Understanding the Mechanisms of Resistance in Myeloma

CAR T-cell therapy, including FDA-approved tisagenlecleucel and axicabtagene ciloleucel, is proving effective in the treatment of ALL and some types of large B-cell lymphoma, even achieving cures in some patients. What role does this therapy have in the treatment of patients with multiple myeloma?

Multiple clinical trials have demonstrated that CAR therapy—especially BCMA-directed CAR T cells—can produce deep responses, including minimal residual disease–negative complete responses, in patients with highly refractory myeloma. However, compared to patients with ALL or lymphoma, what seems to be different with CAR therapy in patients with myeloma is that even when they achieve a complete remission or become minimal residual disease–negative, the majority ultimately relapse. We are seeing this pattern in trial after trial.

“The therapy is promising, but we need to do better.
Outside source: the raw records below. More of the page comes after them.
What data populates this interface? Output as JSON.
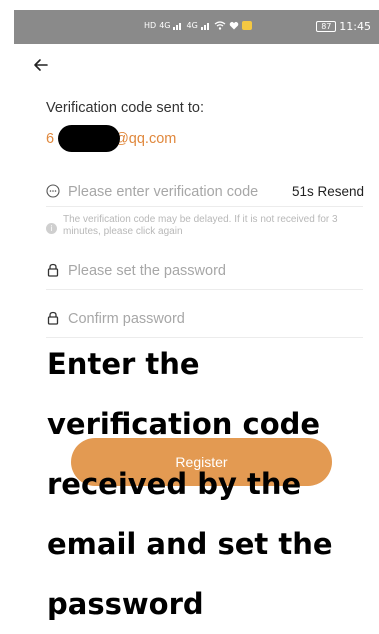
{
  "status_bar": {
    "network_label": "HD",
    "signal_label_1": "4G",
    "signal_label_2": "4G",
    "battery": "87",
    "time": "11:45"
  },
  "back_icon": "arrow-left-icon",
  "verification": {
    "sent_label": "Verification code sent to:",
    "email_prefix": "6",
    "email_suffix": "@qq.com"
  },
  "code_field": {
    "icon": "chat-bubble-icon",
    "placeholder": "Please enter verification code",
    "value": "",
    "resend_label": "51s Resend"
  },
  "delay_note": {
    "icon": "info-icon",
    "text": "The verification code may be delayed. If it is not received for 3 minutes, please click again"
  },
  "password_field": {
    "icon": "lock-icon",
    "placeholder": "Please set the password",
    "value": ""
  },
  "confirm_field": {
    "icon": "lock-icon",
    "placeholder": "Confirm password",
    "value": ""
  },
  "register_button": {
    "label": "Register"
  },
  "overlay_caption": "Enter the verification code received by the email and set the password",
  "colors": {
    "accent": "#e39a52",
    "email_text": "#e0883d",
    "placeholder": "#a7a7a7",
    "status_bar": "#8a8a8a"
  }
}
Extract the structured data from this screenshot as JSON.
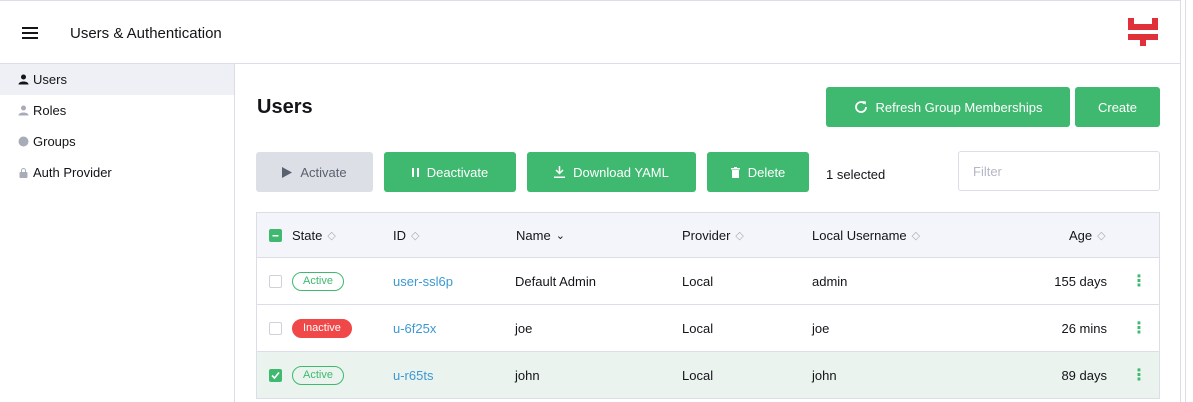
{
  "header": {
    "title": "Users & Authentication",
    "brand_color": "#e0303a"
  },
  "sidebar": {
    "items": [
      {
        "label": "Users",
        "icon": "user-icon",
        "active": true
      },
      {
        "label": "Roles",
        "icon": "user-icon",
        "active": false
      },
      {
        "label": "Groups",
        "icon": "globe-icon",
        "active": false
      },
      {
        "label": "Auth Provider",
        "icon": "lock-icon",
        "active": false
      }
    ]
  },
  "main": {
    "title": "Users",
    "refresh_label": "Refresh Group Memberships",
    "create_label": "Create"
  },
  "toolbar": {
    "activate_label": "Activate",
    "deactivate_label": "Deactivate",
    "download_label": "Download YAML",
    "delete_label": "Delete",
    "selected_text": "1 selected",
    "filter_placeholder": "Filter"
  },
  "table": {
    "columns": {
      "state": "State",
      "id": "ID",
      "name": "Name",
      "provider": "Provider",
      "local_username": "Local Username",
      "age": "Age"
    },
    "rows": [
      {
        "state": "Active",
        "state_kind": "active",
        "id": "user-ssl6p",
        "name": "Default Admin",
        "provider": "Local",
        "username": "admin",
        "age": "155 days",
        "checked": false
      },
      {
        "state": "Inactive",
        "state_kind": "inactive",
        "id": "u-6f25x",
        "name": "joe",
        "provider": "Local",
        "username": "joe",
        "age": "26 mins",
        "checked": false
      },
      {
        "state": "Active",
        "state_kind": "active",
        "id": "u-r65ts",
        "name": "john",
        "provider": "Local",
        "username": "john",
        "age": "89 days",
        "checked": true
      }
    ]
  },
  "colors": {
    "accent": "#3fb970",
    "link": "#3d98d3",
    "danger": "#f04848"
  }
}
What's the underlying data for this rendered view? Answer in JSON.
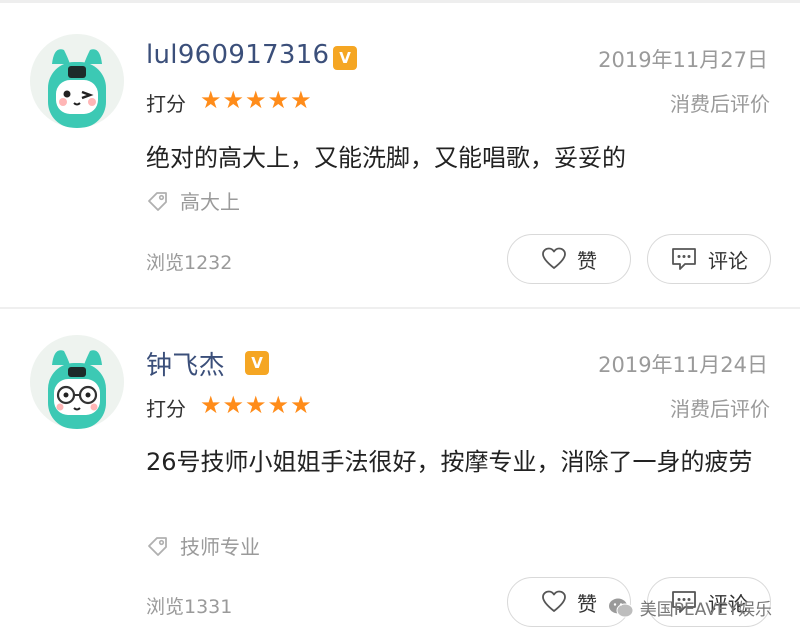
{
  "reviews": [
    {
      "username": "lul960917316",
      "badge": "V",
      "date": "2019年11月27日",
      "score_label": "打分",
      "stars": 5,
      "after_label": "消费后评价",
      "content": "绝对的高大上，又能洗脚，又能唱歌，妥妥的",
      "tag": "高大上",
      "views": "浏览1232",
      "like_label": "赞",
      "comment_label": "评论",
      "avatar_icon": "cartoon-avatar-wink-icon"
    },
    {
      "username": "钟飞杰",
      "badge": "V",
      "date": "2019年11月24日",
      "score_label": "打分",
      "stars": 5,
      "after_label": "消费后评价",
      "content": "26号技师小姐姐手法很好，按摩专业，消除了一身的疲劳",
      "tag": "技师专业",
      "views": "浏览1331",
      "like_label": "赞",
      "comment_label": "评论",
      "avatar_icon": "cartoon-avatar-glasses-icon"
    }
  ],
  "watermark": "美国PEAVEY娱乐",
  "colors": {
    "username": "#3b4f7a",
    "star": "#ff8c1a",
    "badge": "#f5a623",
    "avatar_teal": "#3cc9b4",
    "muted_text": "#9a9a9a"
  }
}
We need to understand the mechanisms of resistance to this therapy and why the durability of response is not the same in myeloma as it is in ALL and lymphoma.”
— Adam D. Cohen, MD
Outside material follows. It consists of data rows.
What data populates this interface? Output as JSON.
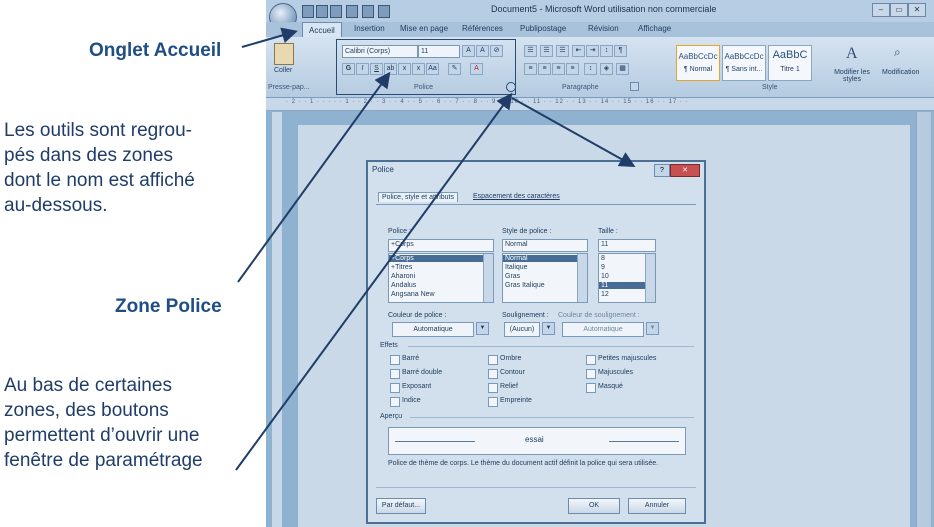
{
  "annotations": {
    "onglet_accueil": "Onglet Accueil",
    "outils_text": [
      "Les outils sont regrou-",
      "pés dans des zones",
      "dont le nom est affiché",
      "au-dessous."
    ],
    "zone_police": "Zone Police",
    "bas_text": [
      "Au bas de certaines",
      "zones, des boutons",
      "permettent d’ouvrir une",
      "fenêtre de paramétrage"
    ]
  },
  "window": {
    "title": "Document5 - Microsoft Word utilisation non commerciale"
  },
  "tabs": [
    "Accueil",
    "Insertion",
    "Mise en page",
    "Références",
    "Publipostage",
    "Révision",
    "Affichage"
  ],
  "ribbon": {
    "paste_label": "Coller",
    "clipboard_group": "Presse-pap...",
    "font_name": "Calibri (Corps)",
    "font_size": "11",
    "font_group": "Police",
    "paragraph_group": "Paragraphe",
    "style_group": "Style",
    "styles": [
      {
        "preview": "AaBbCcDc",
        "name": "¶ Normal"
      },
      {
        "preview": "AaBbCcDc",
        "name": "¶ Sans int..."
      },
      {
        "preview": "AaBbC",
        "name": "Titre 1"
      }
    ],
    "modify_styles": "Modifier les styles",
    "modification": "Modification"
  },
  "dialog": {
    "title": "Police",
    "tab_1": "Police, style et attributs",
    "tab_2": "Espacement des caractères",
    "police_label": "Police :",
    "police_value": "+Corps",
    "police_list": [
      "+Corps",
      "+Titres",
      "Aharoni",
      "Andalus",
      "Angsana New"
    ],
    "style_label": "Style de police :",
    "style_value": "Normal",
    "style_list": [
      "Normal",
      "Italique",
      "Gras",
      "Gras Italique"
    ],
    "taille_label": "Taille :",
    "taille_value": "11",
    "taille_list": [
      "8",
      "9",
      "10",
      "11",
      "12"
    ],
    "couleur_label": "Couleur de police :",
    "couleur_value": "Automatique",
    "soulignement_label": "Soulignement :",
    "soulignement_value": "(Aucun)",
    "couleur_soulignement_label": "Couleur de soulignement :",
    "couleur_soulignement_value": "Automatique",
    "effets_label": "Effets",
    "effets": [
      {
        "label": "Barré"
      },
      {
        "label": "Barré double"
      },
      {
        "label": "Exposant"
      },
      {
        "label": "Indice"
      },
      {
        "label": "Ombre"
      },
      {
        "label": "Contour"
      },
      {
        "label": "Relief"
      },
      {
        "label": "Empreinte"
      },
      {
        "label": "Petites majuscules"
      },
      {
        "label": "Majuscules"
      },
      {
        "label": "Masqué"
      }
    ],
    "apercu_label": "Aperçu",
    "apercu_text": "essai",
    "description": "Police de thème de corps. Le thème du document actif définit la police qui sera utilisée.",
    "default_button": "Par défaut...",
    "ok_button": "OK",
    "cancel_button": "Annuler"
  }
}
Tweet this quote

I think there is something fundamentally different about multiple myeloma compared to other blood cancers, and it is too soon to say whether CAR T-cell therapy will be curative. There are a handful of long-term responders in every CAR trial, and maybe some of those patients will go on to be cured, but this is just the beginning of the CAR T-cell story in myeloma.

The therapy is promising, but we need to do better. We need to understand the mechanisms of resistance to this therapy and why the durability of response is not the same in myeloma as it is in ALL and lymphoma and whether the cause is intrinsic to the CAR T cells, the myeloma cells, or the microenvironment of the myeloma. One of our big focuses is the examination of correlative samples from our prior studies to see if we can discern the reasons.

There are many exciting treatment advances in myeloma, particularly with immunotherapies that target BCMA, and we are still learning how to sort out the various BCMA-targeted modalities and sequence them effectively when patients have disease progression. We are also still figuring out how BCMA is regulated on the myeloma cell surface and whether it can be targeted multiple times, but we are getting closer to finding the answer. When we do, hopefully, we will have more durable responses and be able to start thinking about a potential cure for patients with multiple myeloma. ■

DISCLOSURE: Dr. Cohen has been a consultant/advisor for Array BioPharma, Celgene, GlaxoSmithKline, Bristol-Myers Squibb, Takeda, Kite, Janssen, Oncopeptides, and Seattle Genetics; has received research funding from Bristol-Myers Squibb and Novartis; has had intellectual property licensed from his institution to Novartis; and has been reimbursed for travel, accommodations, and expenses from Celgene, GlaxoSmithKline, Takeda, and Bristol-Myers Squibb.

REFERENCES

1. American Cancer Society: Key statistics about multiple myeloma. Available at www.cancer.org/cancer/multiple-myeloma/about/key-statistics.html. Accessed May 21, 2019.

2. Cohen AD, Garfall AL, Stadtmauer EA, et al: B cell maturation antigen-specific CAR T cells are clinically active in multiple myeloma. J Clin Invest 130:2210-2221, 2019.

3. Green DJ, Pont M, Sather BD, et al: Fully human BCMA targeted chimeric antigen receptor T cells administered in a defined composition demonstrate potency at low doses in advanced stage high-risk multiple myeloma. 2018 ASH Annual Meeting & Exposition. Abstract 1011. Presented December 3, 2018.

4. Shah N, Alsina M, Siegel DS, et al: Initial results from a phase I clinical study of bb21217, a next-generation anti-BCMA CAR T therapy. 2018 ASH Annual Meeting & Exposition. Abstract 488. Presented December 2, 2018.

5. Gregory T, Cohen AD, Costello CL, et al: Efficacy and safety of P-BCMA-101 CAR-T cells in patients with relapsed/refractory multiple myeloma. 2018 ASH Annual Meeting & Exposition. Abstract 1012. Presented December 3, 2018.


Advertisement

Advertisement



;
Advertisement